America at the last fin de si cle was in a period of profound societal transition. Industrialization was well under way and with it a burgeoning sense of professionalism and a growing middle class that was becoming increasingly anxious about issues of race, gender, and class. The American 1890s: A Cultural Reader is a wide-ranging anthology of essays, criticism, and fiction first printed in periodicals during those last remarkable years of the nineteenth century, a decade commonly referred to as the "golden age" of periodical culture.
To depict the many changes taking place in the United States at this time, Susan Harris Smith and Melanie Dawson have drawn from an eclectic range of periodicals: elite monthlies such as Scribner's, Harper's, and the Atlantic Monthly; political magazines such as the North American Review and Forum; magazines for general readers such as Cosmopolitan and McClures; and specialized publications including the Chatauquan, Outing, and Colored American Magazine. Authors represented in the collection include Andrew Carnegie, Edith Wharton, Theodore Roosevelt, Susan B. Anthony, Booker T. Washington, Stephen Crane,
W. E. B. DuBois, Jacob Riis, and Frederick Jackson Turner. A general introduction to the period, a brief contextualizing essay for each selection, and a comprehensive bibliography of secondary sources are provided as well.
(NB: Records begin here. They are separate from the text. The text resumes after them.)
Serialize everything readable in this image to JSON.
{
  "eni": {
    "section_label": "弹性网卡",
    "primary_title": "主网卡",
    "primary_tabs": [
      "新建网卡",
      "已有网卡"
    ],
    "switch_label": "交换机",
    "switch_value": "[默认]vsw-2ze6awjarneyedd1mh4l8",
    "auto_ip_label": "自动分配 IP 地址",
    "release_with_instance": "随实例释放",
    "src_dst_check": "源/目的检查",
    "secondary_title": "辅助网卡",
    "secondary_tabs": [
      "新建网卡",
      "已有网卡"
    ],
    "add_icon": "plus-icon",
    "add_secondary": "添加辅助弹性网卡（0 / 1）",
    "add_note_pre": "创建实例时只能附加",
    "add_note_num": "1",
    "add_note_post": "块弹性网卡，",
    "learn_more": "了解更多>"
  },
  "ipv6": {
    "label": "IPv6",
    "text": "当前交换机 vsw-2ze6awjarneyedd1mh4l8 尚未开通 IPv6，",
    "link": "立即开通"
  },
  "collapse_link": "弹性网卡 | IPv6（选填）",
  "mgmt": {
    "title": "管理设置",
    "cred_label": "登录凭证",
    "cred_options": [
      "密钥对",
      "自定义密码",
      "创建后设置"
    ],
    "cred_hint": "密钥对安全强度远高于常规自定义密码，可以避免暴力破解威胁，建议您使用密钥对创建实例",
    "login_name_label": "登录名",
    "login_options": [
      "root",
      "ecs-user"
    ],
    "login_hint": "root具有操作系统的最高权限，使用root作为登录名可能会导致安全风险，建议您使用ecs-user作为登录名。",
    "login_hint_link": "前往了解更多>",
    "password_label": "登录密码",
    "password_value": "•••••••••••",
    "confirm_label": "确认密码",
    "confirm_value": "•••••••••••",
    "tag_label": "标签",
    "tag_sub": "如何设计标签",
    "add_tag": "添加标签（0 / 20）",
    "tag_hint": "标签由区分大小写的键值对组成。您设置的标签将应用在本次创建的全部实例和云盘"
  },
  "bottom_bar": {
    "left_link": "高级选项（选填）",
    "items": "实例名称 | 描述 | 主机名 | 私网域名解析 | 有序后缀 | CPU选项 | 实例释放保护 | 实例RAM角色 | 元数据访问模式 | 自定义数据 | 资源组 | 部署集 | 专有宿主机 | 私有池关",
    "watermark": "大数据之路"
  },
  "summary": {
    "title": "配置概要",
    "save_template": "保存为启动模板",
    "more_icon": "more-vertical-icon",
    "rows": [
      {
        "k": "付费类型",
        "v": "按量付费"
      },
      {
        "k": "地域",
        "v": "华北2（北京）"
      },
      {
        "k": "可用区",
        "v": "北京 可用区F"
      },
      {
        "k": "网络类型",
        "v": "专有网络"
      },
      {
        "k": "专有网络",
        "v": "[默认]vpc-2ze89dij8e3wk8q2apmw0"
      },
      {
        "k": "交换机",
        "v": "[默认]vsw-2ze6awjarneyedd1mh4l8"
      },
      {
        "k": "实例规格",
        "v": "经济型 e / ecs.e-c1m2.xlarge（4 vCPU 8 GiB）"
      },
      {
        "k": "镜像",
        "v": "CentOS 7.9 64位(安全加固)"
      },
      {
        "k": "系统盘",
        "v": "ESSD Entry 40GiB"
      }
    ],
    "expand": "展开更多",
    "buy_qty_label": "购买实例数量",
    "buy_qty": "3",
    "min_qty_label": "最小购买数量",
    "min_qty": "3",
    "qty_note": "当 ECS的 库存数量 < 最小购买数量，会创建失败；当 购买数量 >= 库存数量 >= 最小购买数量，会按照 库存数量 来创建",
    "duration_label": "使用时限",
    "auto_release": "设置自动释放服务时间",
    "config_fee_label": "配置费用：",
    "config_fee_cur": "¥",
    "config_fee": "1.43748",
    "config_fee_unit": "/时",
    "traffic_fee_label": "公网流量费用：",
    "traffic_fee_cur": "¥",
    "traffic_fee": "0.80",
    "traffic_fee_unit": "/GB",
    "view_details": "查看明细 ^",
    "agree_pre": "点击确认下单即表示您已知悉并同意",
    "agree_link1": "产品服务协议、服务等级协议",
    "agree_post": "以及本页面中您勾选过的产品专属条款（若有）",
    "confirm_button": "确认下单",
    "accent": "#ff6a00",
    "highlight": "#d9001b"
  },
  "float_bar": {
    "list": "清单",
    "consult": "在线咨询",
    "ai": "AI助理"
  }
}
In examining and debating the decade's momentous political and social developments, the essays, editorials, and stories in this anthology reflect a constantly shifting culture at a time of internal turmoil, unprecedented political expansion, and a renaissance of modern ideas and new technologies.
Bringing together a carefully chosen selection of primary sources, The American 1890s presents a remarkable variety of views-nostalgic, protective, imperialist, progressive, egalitarian, and democratic-held by American citizens a century ago.